● **To do**
Check every line below for the word "traffic" and give only the number of lines where it appears.
[Start of section]
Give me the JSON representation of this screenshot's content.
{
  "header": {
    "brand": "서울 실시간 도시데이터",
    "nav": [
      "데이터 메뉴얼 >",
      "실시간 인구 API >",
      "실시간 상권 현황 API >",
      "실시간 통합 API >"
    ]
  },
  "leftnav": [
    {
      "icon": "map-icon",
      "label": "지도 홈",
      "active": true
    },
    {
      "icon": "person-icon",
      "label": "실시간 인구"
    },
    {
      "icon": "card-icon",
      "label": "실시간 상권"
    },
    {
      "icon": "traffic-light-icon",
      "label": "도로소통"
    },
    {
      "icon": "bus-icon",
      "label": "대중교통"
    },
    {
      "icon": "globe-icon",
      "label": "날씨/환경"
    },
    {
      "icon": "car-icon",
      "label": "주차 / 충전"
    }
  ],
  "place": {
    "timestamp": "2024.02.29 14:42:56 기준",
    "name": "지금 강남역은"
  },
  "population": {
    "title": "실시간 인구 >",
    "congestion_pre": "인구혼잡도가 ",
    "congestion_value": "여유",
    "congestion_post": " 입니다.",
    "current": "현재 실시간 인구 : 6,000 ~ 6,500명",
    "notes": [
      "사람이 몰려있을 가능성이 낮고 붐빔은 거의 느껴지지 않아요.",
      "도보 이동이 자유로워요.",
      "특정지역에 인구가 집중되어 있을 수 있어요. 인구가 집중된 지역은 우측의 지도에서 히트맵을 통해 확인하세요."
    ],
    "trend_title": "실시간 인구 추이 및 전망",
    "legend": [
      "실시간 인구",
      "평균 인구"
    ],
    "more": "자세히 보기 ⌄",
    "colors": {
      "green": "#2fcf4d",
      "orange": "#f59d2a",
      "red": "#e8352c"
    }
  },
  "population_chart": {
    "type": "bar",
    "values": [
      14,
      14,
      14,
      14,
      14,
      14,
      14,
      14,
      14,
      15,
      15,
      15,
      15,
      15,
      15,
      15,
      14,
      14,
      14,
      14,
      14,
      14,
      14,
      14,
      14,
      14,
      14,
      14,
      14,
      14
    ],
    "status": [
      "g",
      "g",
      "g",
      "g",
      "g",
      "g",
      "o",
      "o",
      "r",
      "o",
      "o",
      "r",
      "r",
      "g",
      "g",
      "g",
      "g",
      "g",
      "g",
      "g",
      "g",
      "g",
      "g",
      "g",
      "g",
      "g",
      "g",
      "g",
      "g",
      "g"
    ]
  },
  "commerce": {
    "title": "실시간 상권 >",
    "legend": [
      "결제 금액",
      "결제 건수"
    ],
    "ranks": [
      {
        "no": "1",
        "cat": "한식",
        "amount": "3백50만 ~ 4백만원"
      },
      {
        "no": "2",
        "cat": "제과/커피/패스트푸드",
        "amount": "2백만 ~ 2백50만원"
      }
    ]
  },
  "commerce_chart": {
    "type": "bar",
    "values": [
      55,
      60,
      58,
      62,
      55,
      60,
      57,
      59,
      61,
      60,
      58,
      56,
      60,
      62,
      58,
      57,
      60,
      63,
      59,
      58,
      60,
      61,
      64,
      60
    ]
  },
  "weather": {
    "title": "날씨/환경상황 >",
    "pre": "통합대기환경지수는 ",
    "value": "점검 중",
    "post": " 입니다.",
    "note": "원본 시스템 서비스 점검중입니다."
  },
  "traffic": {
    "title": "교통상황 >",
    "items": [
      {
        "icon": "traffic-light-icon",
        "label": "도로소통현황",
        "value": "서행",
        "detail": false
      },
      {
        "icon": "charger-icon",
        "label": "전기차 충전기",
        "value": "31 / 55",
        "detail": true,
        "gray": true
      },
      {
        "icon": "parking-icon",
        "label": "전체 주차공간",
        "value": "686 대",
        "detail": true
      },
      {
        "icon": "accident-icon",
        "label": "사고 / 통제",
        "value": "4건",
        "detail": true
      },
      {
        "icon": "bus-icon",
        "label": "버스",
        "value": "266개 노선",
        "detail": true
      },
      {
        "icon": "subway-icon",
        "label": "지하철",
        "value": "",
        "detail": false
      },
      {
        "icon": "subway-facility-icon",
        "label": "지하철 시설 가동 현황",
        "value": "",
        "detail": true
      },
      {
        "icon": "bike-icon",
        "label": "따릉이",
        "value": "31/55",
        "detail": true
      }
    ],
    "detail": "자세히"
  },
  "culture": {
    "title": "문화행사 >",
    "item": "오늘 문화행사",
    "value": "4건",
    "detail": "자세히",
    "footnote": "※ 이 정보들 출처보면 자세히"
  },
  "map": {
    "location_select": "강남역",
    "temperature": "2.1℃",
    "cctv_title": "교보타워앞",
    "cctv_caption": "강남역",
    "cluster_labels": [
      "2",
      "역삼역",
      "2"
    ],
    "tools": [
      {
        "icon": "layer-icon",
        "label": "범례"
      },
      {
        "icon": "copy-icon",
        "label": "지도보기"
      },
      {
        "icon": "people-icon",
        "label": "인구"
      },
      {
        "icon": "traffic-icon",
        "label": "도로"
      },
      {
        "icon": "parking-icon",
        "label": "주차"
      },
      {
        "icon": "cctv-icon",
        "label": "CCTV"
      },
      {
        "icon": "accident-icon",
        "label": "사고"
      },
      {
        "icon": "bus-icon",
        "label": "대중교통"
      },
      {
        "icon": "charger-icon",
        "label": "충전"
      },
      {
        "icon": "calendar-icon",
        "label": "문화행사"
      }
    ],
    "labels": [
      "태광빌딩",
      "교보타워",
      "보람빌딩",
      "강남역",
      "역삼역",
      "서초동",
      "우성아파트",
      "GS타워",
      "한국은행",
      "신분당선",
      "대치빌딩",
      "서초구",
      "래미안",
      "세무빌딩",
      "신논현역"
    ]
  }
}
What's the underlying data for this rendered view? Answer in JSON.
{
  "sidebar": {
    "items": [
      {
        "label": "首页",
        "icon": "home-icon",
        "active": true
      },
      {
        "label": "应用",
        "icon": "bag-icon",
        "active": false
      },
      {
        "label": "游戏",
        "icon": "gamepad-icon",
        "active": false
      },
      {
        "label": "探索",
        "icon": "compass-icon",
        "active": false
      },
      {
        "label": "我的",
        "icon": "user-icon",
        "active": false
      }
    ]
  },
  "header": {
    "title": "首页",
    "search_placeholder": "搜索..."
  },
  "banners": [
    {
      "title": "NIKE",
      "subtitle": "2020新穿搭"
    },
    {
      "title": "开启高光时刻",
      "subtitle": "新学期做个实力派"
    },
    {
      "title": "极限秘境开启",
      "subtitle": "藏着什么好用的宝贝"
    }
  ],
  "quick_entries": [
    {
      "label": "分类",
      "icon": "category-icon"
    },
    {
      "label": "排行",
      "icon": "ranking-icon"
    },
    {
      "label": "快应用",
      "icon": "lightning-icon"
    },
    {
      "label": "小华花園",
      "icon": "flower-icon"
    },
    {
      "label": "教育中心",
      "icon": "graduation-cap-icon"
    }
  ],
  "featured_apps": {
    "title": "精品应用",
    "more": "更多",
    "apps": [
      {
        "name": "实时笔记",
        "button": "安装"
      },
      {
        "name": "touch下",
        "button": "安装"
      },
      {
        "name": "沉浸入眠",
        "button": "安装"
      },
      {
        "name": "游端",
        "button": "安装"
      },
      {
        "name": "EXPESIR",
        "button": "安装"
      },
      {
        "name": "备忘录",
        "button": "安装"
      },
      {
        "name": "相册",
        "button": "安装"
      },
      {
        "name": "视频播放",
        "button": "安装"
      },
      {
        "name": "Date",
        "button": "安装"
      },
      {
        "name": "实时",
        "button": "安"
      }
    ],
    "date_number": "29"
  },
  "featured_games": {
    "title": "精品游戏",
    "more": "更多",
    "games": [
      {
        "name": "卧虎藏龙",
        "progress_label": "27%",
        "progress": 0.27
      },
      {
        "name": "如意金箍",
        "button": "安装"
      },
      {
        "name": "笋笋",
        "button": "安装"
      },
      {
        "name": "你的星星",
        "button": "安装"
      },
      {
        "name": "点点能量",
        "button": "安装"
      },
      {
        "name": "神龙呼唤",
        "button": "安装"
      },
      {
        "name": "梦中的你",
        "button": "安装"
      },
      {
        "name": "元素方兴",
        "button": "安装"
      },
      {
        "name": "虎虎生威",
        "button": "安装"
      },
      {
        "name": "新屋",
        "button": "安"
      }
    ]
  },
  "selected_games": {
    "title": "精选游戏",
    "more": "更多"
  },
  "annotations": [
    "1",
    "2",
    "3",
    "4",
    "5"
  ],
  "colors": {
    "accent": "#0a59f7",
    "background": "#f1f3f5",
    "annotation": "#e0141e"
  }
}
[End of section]
● **Finished exercise**
4